Task item:
Pictures in the records are to be excluded from an otherwise exact copy.

Data to examine:

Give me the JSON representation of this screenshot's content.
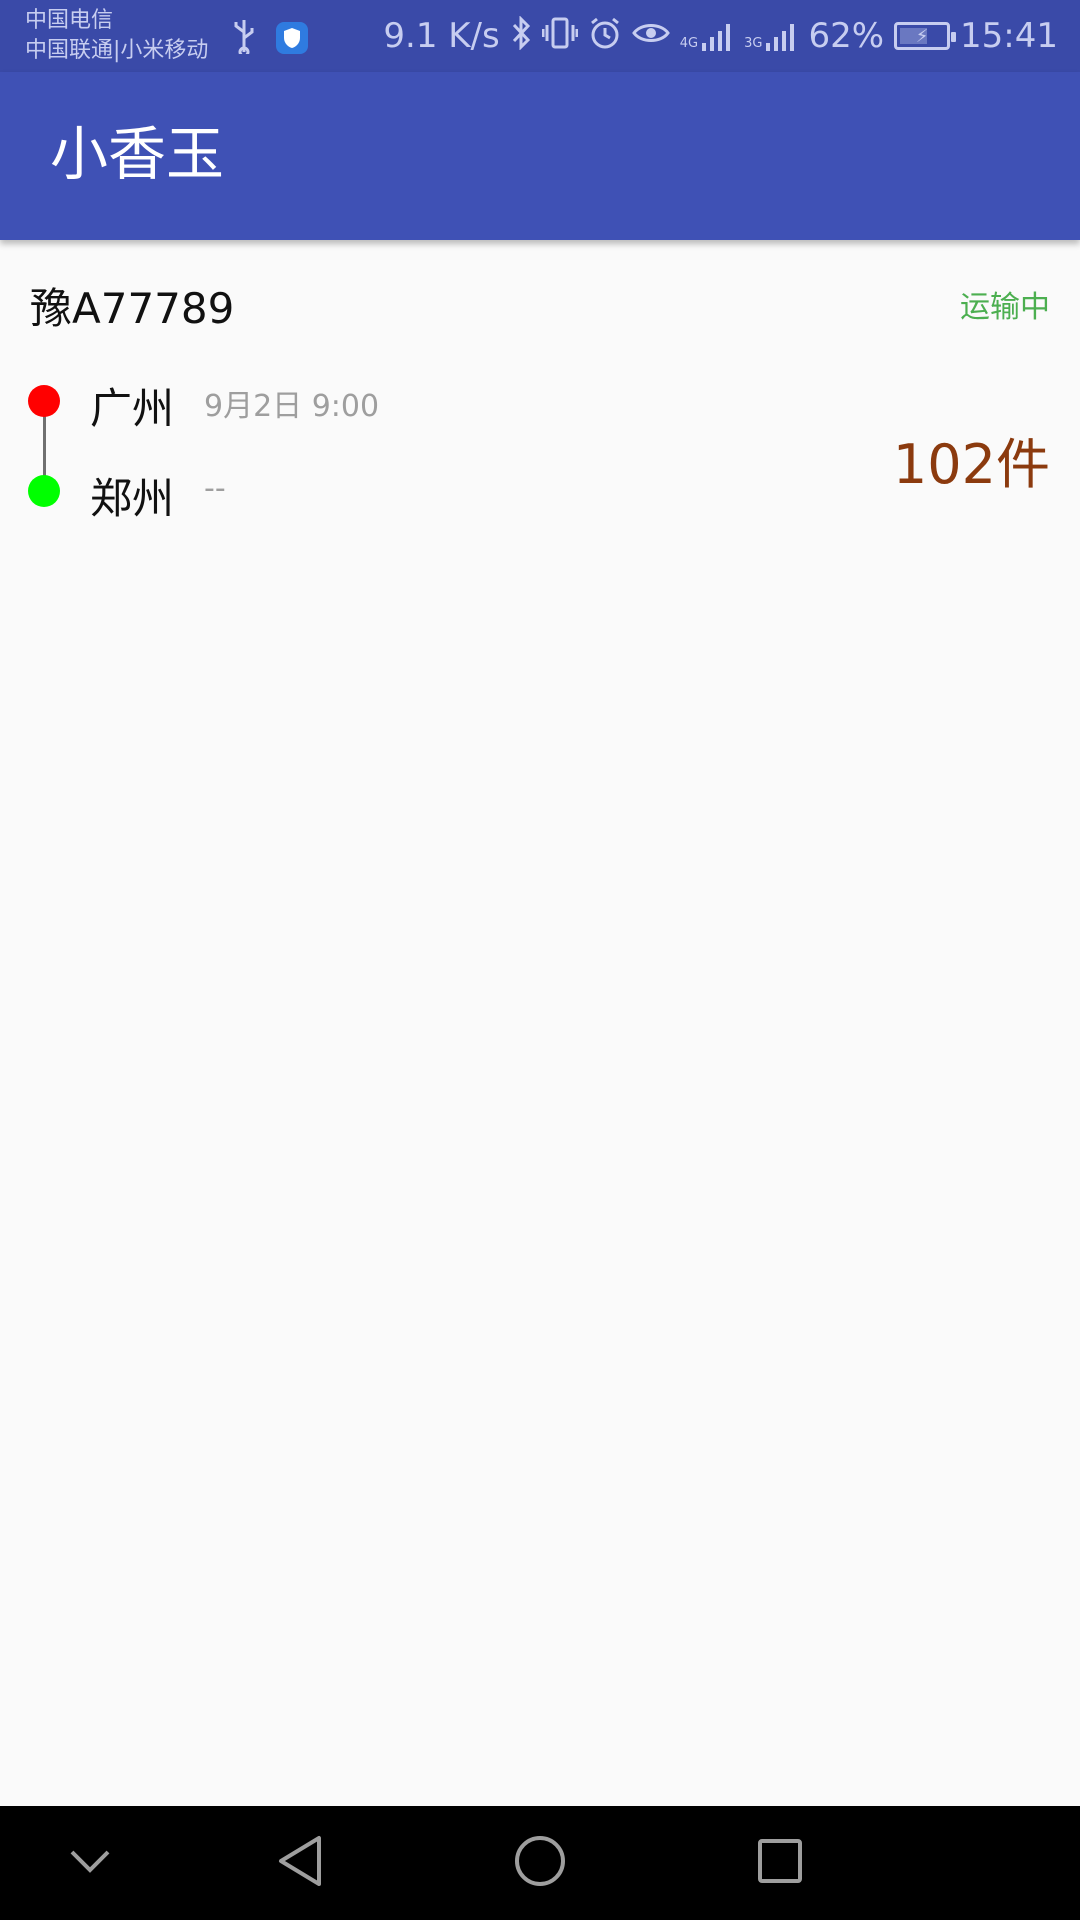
{
  "status_bar": {
    "carrier_1": "中国电信",
    "carrier_2": "中国联通|小米移动",
    "net_speed": "9.1 K/s",
    "signal_4g": "4G",
    "signal_3g": "3G",
    "battery": "62%",
    "battery_level": 0.62,
    "time": "15:41"
  },
  "app_bar": {
    "title": "小香玉"
  },
  "shipment": {
    "plate": "豫A77789",
    "status": "运输中",
    "origin": {
      "city": "广州",
      "time": "9月2日 9:00"
    },
    "destination": {
      "city": "郑州",
      "time": "--"
    },
    "quantity": "102件"
  },
  "colors": {
    "primary": "#3f51b5",
    "status_green": "#4caf50",
    "origin_dot": "#ff0000",
    "destination_dot": "#00ff00",
    "quantity": "#8b3a0e"
  },
  "icons": [
    "usb-icon",
    "shield-icon",
    "bluetooth-icon",
    "vibrate-icon",
    "alarm-icon",
    "eye-icon",
    "signal-icon",
    "battery-icon",
    "nav-down-icon",
    "nav-back-icon",
    "nav-home-icon",
    "nav-recents-icon"
  ]
}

Exercise response:
Give me the JSON representation of this screenshot's content.
{
  "status_bar": {
    "carrier_1": "中国电信",
    "carrier_2": "中国联通|小米移动",
    "net_speed": "9.1 K/s",
    "signal_4g": "4G",
    "signal_3g": "3G",
    "battery": "62%",
    "battery_level": 0.62,
    "time": "15:41"
  },
  "app_bar": {
    "title": "小香玉"
  },
  "shipment": {
    "plate": "豫A77789",
    "status": "运输中",
    "origin": {
      "city": "广州",
      "time": "9月2日 9:00"
    },
    "destination": {
      "city": "郑州",
      "time": "--"
    },
    "quantity": "102件"
  },
  "colors": {
    "primary": "#3f51b5",
    "status_green": "#4caf50",
    "origin_dot": "#ff0000",
    "destination_dot": "#00ff00",
    "quantity": "#8b3a0e"
  },
  "icons": [
    "usb-icon",
    "shield-icon",
    "bluetooth-icon",
    "vibrate-icon",
    "alarm-icon",
    "eye-icon",
    "signal-icon",
    "battery-icon",
    "nav-down-icon",
    "nav-back-icon",
    "nav-home-icon",
    "nav-recents-icon"
  ]
}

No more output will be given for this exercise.